First Round or Second Round? Tips on timing your MBA applications
Applying to a top MBA program requires a lot of thinking. You have to put together many components in this arduous application process. One of the tough decisions to make is when to apply. Many MBA programs have three application periods. Some have five, some have only two. However, mostly the choice is between applying for the first round or the second round.
Let’s see what the scenario is like in the first round.
The first round sees some of the best student applications. Those who apply on the first round are candidates with good grades, great work experience and a high level of organization in their activities.
If you are a strong candidate, applying in this round is the best choice. In the article “Timing Your Applications” on Accepted.com’s site, Linda Abraham says “Submit in the earliest round possible provided you don’t compromise the quality of your application.”
This does not imply that you should not try if you are not the stellar candidate. If your GMAT scores are above 600, the first deadline applies also to you. In the first round, the numbers of applicants are fairly smaller. Some people, who are offered seats, reject them for better seats. Such seats can come your way. Though colleges put out a certain number of available seats, reality is that they have many more available. You can get into the extra seats in the first round itself, even if your competition consists of extremely high-caliber students. You will require a neat presentation of your core competencies, decent scores and well-written essays.
Some schools provide feedback to students who don’t get in on the first round. This feedback can be used for effective reapplication. In the article “First Round Frenzy” on Businessweek’s site, Abraham says, “a re-applicant who heeds a school’s feedback becomes an obvious round-one admit the following year”. This is yet another option available for you.
Now, going into the scenario in the second round.
What you see in the second round is a lot of applicants. There are more candidates to compete with. For some MBA programs, they are receiving over 2,000 applications together during this round. Students of the best caliber usually submit during the first round. The kind of applications seen here are of students who generally do well, but could present more weaknesses – although this does vary from school to school and from year to year. More often than not, these are the kind of students against whom you would be competing during this round.
If you have a GMAT score that’s lesser than 600 and you feel strongly that you will do well in taking this test again, opting for the second round in MBA application might work the best for you.
In short, it is choosing which round is best for you as a candidate that works out to favor your application. The one thing that cannot be compromised is the quality of the application. Thus, if applying earlier means sending out an application package that offers less than the best of you, you might as well postpone your submission since your chances to be accepted will be slimmer.
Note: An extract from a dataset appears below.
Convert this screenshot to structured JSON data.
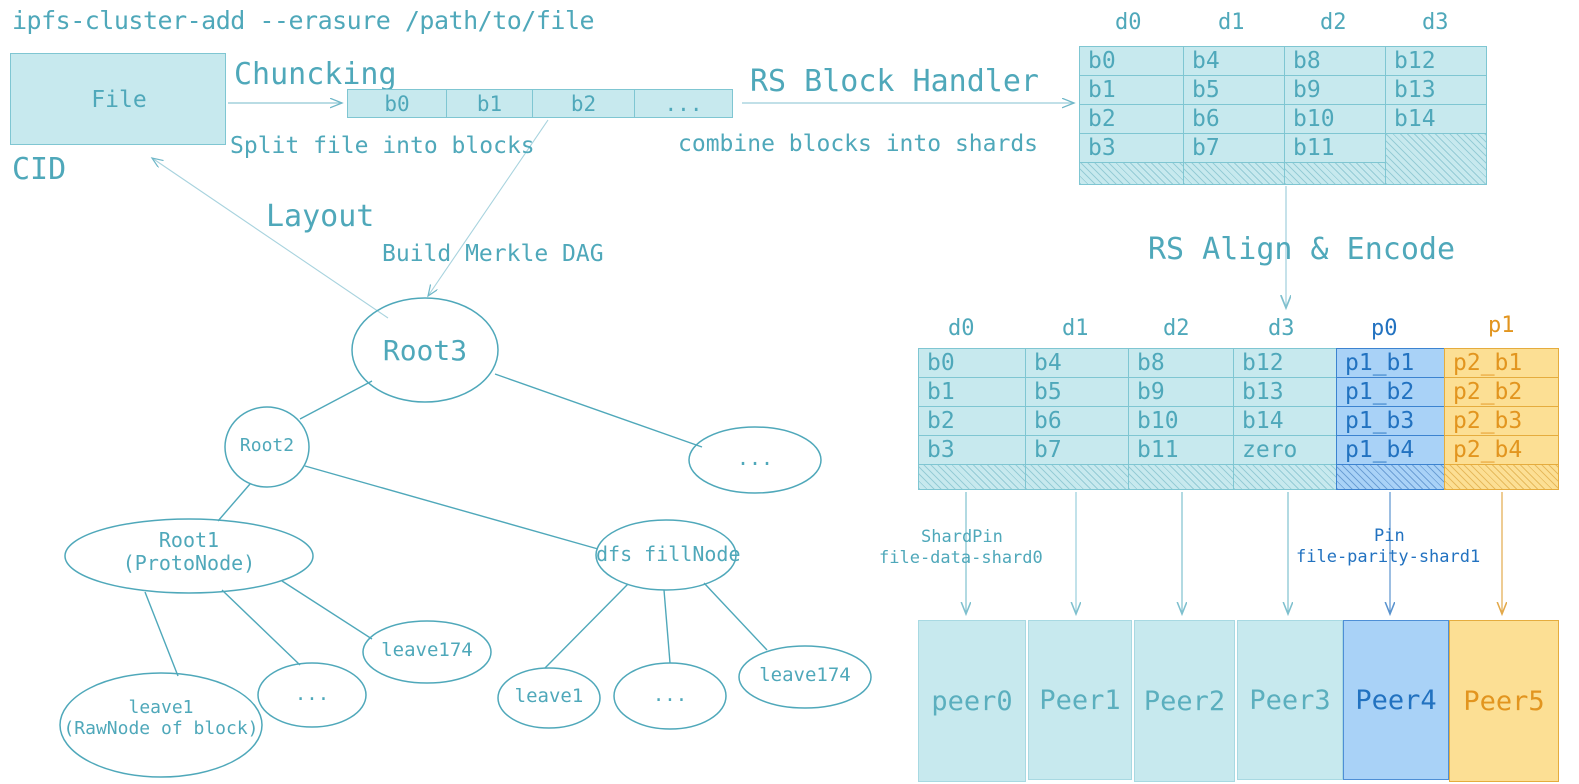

Whatever round you choose, put in your outmost effort in expressing who you are professionally, personally and how you will bring an added value to the programs of your choice. No matter what round you choose, it is your time to take charge and pursue your most ambitious MBA admissions aspirations.
By Claudine Vainrub with references from: